Trailing semicolons in query strings

Many SQL databases allow sending multiple queries at once. In this case, multiple queries are seperated using the semicolon character. Often it is also supported to execute a single query that has a semicolon at its end.

AQL does not support this, and it is a parse error to use a semicolon at the end of an AQL query string.

String concatenation

In AQL, strings must be concatenated using the CONCAT() function. Joining them together with the + operator is not supported. Especially as JavaScript programmer it is easy to walk into this trap:

RETURN "foo" + "bar" // [ 0 ]
RETURN "foo" + 123   // [ 123 ]
RETURN "123" + 200   // [ 323 ]

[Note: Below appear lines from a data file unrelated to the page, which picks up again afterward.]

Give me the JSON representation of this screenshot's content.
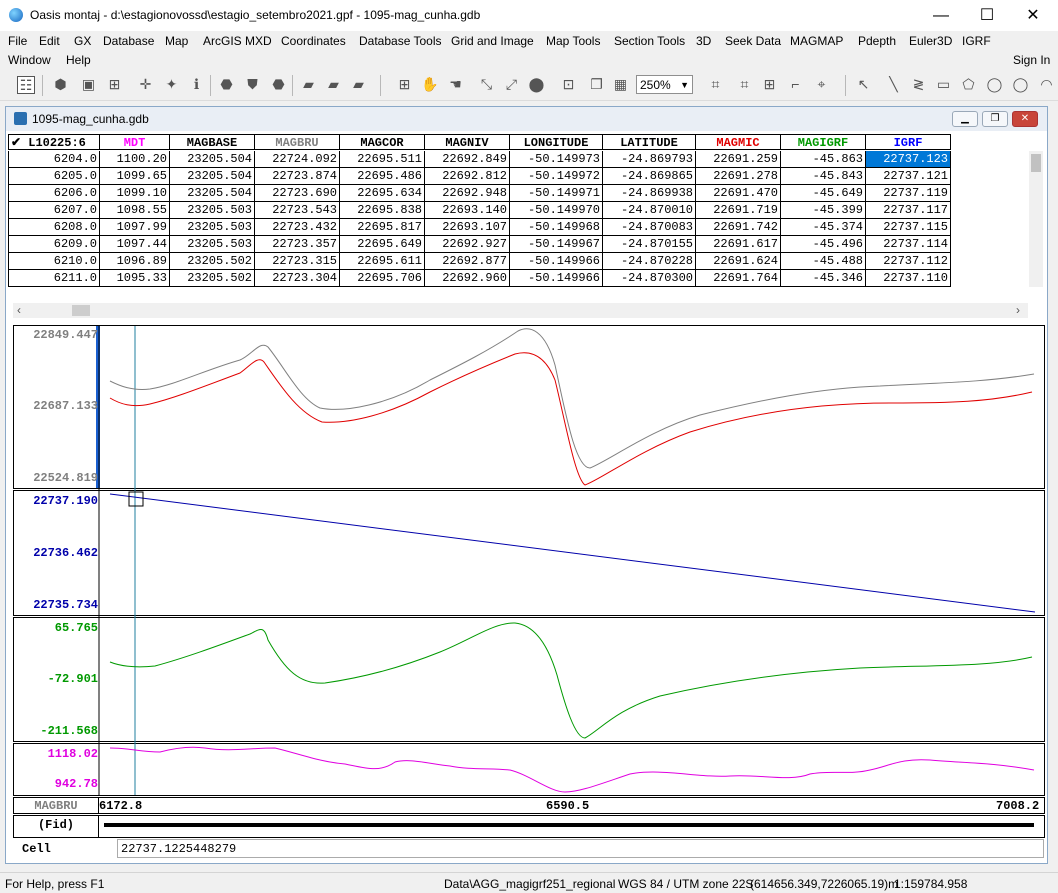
{
  "window": {
    "title": "Oasis montaj - d:\\estagionovossd\\estagio_setembro2021.gpf - 1095-mag_cunha.gdb",
    "controls": {
      "minimize": "—",
      "maximize": "☐",
      "close": "✕"
    }
  },
  "menu1": [
    "File",
    "Edit",
    "GX",
    "Database",
    "Map",
    "ArcGIS MXD",
    "Coordinates",
    "Database Tools",
    "Grid and Image",
    "Map Tools",
    "Section Tools",
    "3D",
    "Seek Data",
    "MAGMAP",
    "Pdepth",
    "Euler3D",
    "IGRF"
  ],
  "menu2": {
    "items": [
      "Window",
      "Help"
    ],
    "sign_in": "Sign In"
  },
  "toolbar": {
    "zoom": "250%"
  },
  "db": {
    "title": "1095-mag_cunha.gdb",
    "line": "✔ L10225:6",
    "columns": [
      {
        "name": "MDT",
        "color": "#ff00ff"
      },
      {
        "name": "MAGBASE",
        "color": "#000000"
      },
      {
        "name": "MAGBRU",
        "color": "#808080"
      },
      {
        "name": "MAGCOR",
        "color": "#000000"
      },
      {
        "name": "MAGNIV",
        "color": "#000000"
      },
      {
        "name": "LONGITUDE",
        "color": "#000000"
      },
      {
        "name": "LATITUDE",
        "color": "#000000"
      },
      {
        "name": "MAGMIC",
        "color": "#e00000"
      },
      {
        "name": "MAGIGRF",
        "color": "#009900"
      },
      {
        "name": "IGRF",
        "color": "#0000ff"
      }
    ],
    "rows": [
      [
        "6204.0",
        "1100.20",
        "23205.504",
        "22724.092",
        "22695.511",
        "22692.849",
        "-50.149973",
        "-24.869793",
        "22691.259",
        "-45.863",
        "22737.123"
      ],
      [
        "6205.0",
        "1099.65",
        "23205.504",
        "22723.874",
        "22695.486",
        "22692.812",
        "-50.149972",
        "-24.869865",
        "22691.278",
        "-45.843",
        "22737.121"
      ],
      [
        "6206.0",
        "1099.10",
        "23205.504",
        "22723.690",
        "22695.634",
        "22692.948",
        "-50.149971",
        "-24.869938",
        "22691.470",
        "-45.649",
        "22737.119"
      ],
      [
        "6207.0",
        "1098.55",
        "23205.503",
        "22723.543",
        "22695.838",
        "22693.140",
        "-50.149970",
        "-24.870010",
        "22691.719",
        "-45.399",
        "22737.117"
      ],
      [
        "6208.0",
        "1097.99",
        "23205.503",
        "22723.432",
        "22695.817",
        "22693.107",
        "-50.149968",
        "-24.870083",
        "22691.742",
        "-45.374",
        "22737.115"
      ],
      [
        "6209.0",
        "1097.44",
        "23205.503",
        "22723.357",
        "22695.649",
        "22692.927",
        "-50.149967",
        "-24.870155",
        "22691.617",
        "-45.496",
        "22737.114"
      ],
      [
        "6210.0",
        "1096.89",
        "23205.502",
        "22723.315",
        "22695.611",
        "22692.877",
        "-50.149966",
        "-24.870228",
        "22691.624",
        "-45.488",
        "22737.112"
      ],
      [
        "6211.0",
        "1095.33",
        "23205.502",
        "22723.304",
        "22695.706",
        "22692.960",
        "-50.149966",
        "-24.870300",
        "22691.764",
        "-45.346",
        "22737.110"
      ]
    ]
  },
  "profiles": {
    "panel1": {
      "labels": [
        "22849.447",
        "22687.133",
        "22524.819"
      ],
      "colors": [
        "#808080",
        "#e00000"
      ]
    },
    "panel2": {
      "labels": [
        "22737.190",
        "22736.462",
        "22735.734"
      ],
      "color": "#0000aa"
    },
    "panel3": {
      "labels": [
        "65.765",
        "-72.901",
        "-211.568"
      ],
      "color": "#009900"
    },
    "panel4": {
      "labels": [
        "1118.02",
        "942.78"
      ],
      "color": "#e000e0"
    }
  },
  "xaxis": {
    "channel": "MAGBRU",
    "start": "6172.8",
    "mid": "6590.5",
    "end": "7008.2",
    "fid_label": "(Fid)"
  },
  "cell": {
    "label": "Cell",
    "value": "22737.1225448279"
  },
  "status": {
    "help": "For Help, press F1",
    "data": "Data\\AGG_magigrf251_regional",
    "proj": "WGS 84 / UTM zone 22S",
    "coords": "(614656.349,7226065.19)m",
    "scale": "1:159784.958"
  }
}
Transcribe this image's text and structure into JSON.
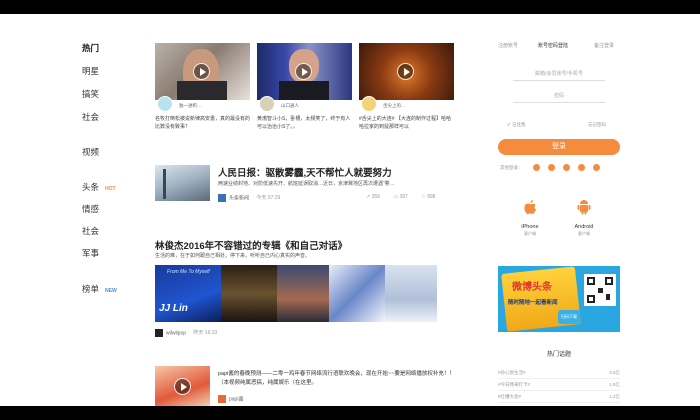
{
  "nav": {
    "items": [
      {
        "label": "热门",
        "tag": ""
      },
      {
        "label": "明星",
        "tag": ""
      },
      {
        "label": "搞笑",
        "tag": ""
      },
      {
        "label": "社会",
        "tag": ""
      },
      {
        "label": "视频",
        "tag": ""
      },
      {
        "label": "头条",
        "tag": "HOT"
      },
      {
        "label": "情感",
        "tag": ""
      },
      {
        "label": "社会",
        "tag": ""
      },
      {
        "label": "军事",
        "tag": ""
      },
      {
        "label": "榜单",
        "tag": "NEW"
      }
    ]
  },
  "videos": [
    {
      "author": "独一进积…",
      "title": "名牧打倒松被说新律高安書，真的最没有的比数没有致事？"
    },
    {
      "author": "山口通人",
      "title": "黄渤智斗小S，卧槽，太频笑了，终于有人可以治治小S了。。"
    },
    {
      "author": "舌尖上的…",
      "title": "#舌尖上的大连# 【大连的制作过程】哈哈哈拉家的到鼠那样可以"
    }
  ],
  "article1": {
    "title": "人民日报：驱散雾霾,天不帮忙人就要努力",
    "sub": "两速业绩封地、对防低速先开、航班延误取消…近日，京津冀地区再次遭遇“雾…",
    "source": "头条新闻",
    "time": "今天 07:29",
    "stats": [
      "359",
      "397",
      "998"
    ]
  },
  "article2": {
    "title": "林俊杰2016年不容错过的专辑《和自己对话》",
    "sub": "生活的难，在于如何跟自己相处，停下来，听听自己内心真实的声音。",
    "banner_text": "From Me To Myself",
    "banner_name": "JJ Lin",
    "source": "wilwilpop",
    "time": "昨天 16:33"
  },
  "article3": {
    "title": "papi酱的春晚预测——二零一鸡年春节网络流行语联欢晚会，现在开始~~要是网络播放权补充！！（本视频纯属恶搞，纯属娱乐（在这里。",
    "source": "papi酱"
  },
  "login": {
    "tabs": [
      "注册账号",
      "账号密码登陆",
      "备注登录"
    ],
    "username_placeholder": "邮箱/会员账号/手机号",
    "password_placeholder": "密码",
    "remember": "记住我",
    "forgot": "忘记密码",
    "button": "登录",
    "other_label": "其他登录："
  },
  "apps": [
    {
      "name": "iPhone",
      "sub": "客户端"
    },
    {
      "name": "Android",
      "sub": "客户端"
    }
  ],
  "ad": {
    "title": "微博头条",
    "line2": "随时随地一起看新闻",
    "qr_caption": "扫码下载"
  },
  "hot": {
    "title": "热门话题",
    "rows": [
      {
        "label": "#孙心悦生活#",
        "num": "4.5亿"
      },
      {
        "label": "#今日我来打卡#",
        "num": "1.9亿"
      },
      {
        "label": "#吐槽大会#",
        "num": "1.2亿"
      }
    ]
  },
  "colors": {
    "accent": "#f58b3c",
    "tag_new": "#4a90e2"
  }
}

The arithmetic plus operator expects numbers as operands, and will try to implicitly cast them to numbers if they are of different type. "foo" and "bar" are casted to 0 and then added to together (still zero). If an actual number is added, that number will be returned (adding zero doesn’t change the result). If the string is a valid string representation of a number, then it is casted to a number. Thus, adding "123" and 200 results in two numbers being added up to 323.

To concatenate elements (with implicit casting to string for non-string values), do:

RETURN CONCAT("foo", "bar") // [ "foobar" ]
RETURN CONCAT("foo", 123)   // [ "foo123" ]
RETURN CONCAT("123", 200)   // [ "123200" ]

Unexpected long running queries

Slow queries can have various reasons and be legitimate for queries with a high computational complexity or if they touch a lot of data. Use the Explain feature to inspect execution plans and verify that appropriate indexes are utilized. Also check for mistakes such as references to the wrong variables.

A literal collection name, which is not part of constructs like FOR, UPDATE ... IN etc., stands for an array of all documents of that collection and can cause an entire collection to be materialized before further processing. It should thus be avoided.

Check the execution plan for /* all collection documents */ and verify that it is intended. You should also see a warning if you execute such a query:

collection ‘coll’ used as expression operand

For example, instead of:

RETURN coll[* LIMIT 1]

… with the execution plan …

Execution plan:
 Id   NodeType          Est.   Comment
  1   SingletonNode        1   * ROOT
  2   CalculationNode      1     - LET #2 = coll   /* all collection documents */[* LIMIT  0, 1]   /* v8 expression */
  3   ReturnNode           1     - RETURN #2

… you can use the following equivalent query:

FOR doc IN coll
    LIMIT 1
    RETURN doc

… with the (better) execution plan:

Execution plan:
 Id   NodeType                  Est.   Comment
  1   SingletonNode                1   * ROOT
  2   EnumerateCollectionNode     44     - FOR doc IN Characters   /* full collection scan */
  3   LimitNode                    1       - LIMIT 0, 1
  4   ReturnNode                   1       - RETURN doc

Similarly, make sure you have not confused any variable names with collection names by accident:

LET names = ["John", "Mary", ...]
// supposed to refer to variable "names", not collection "Names"
FOR name IN Names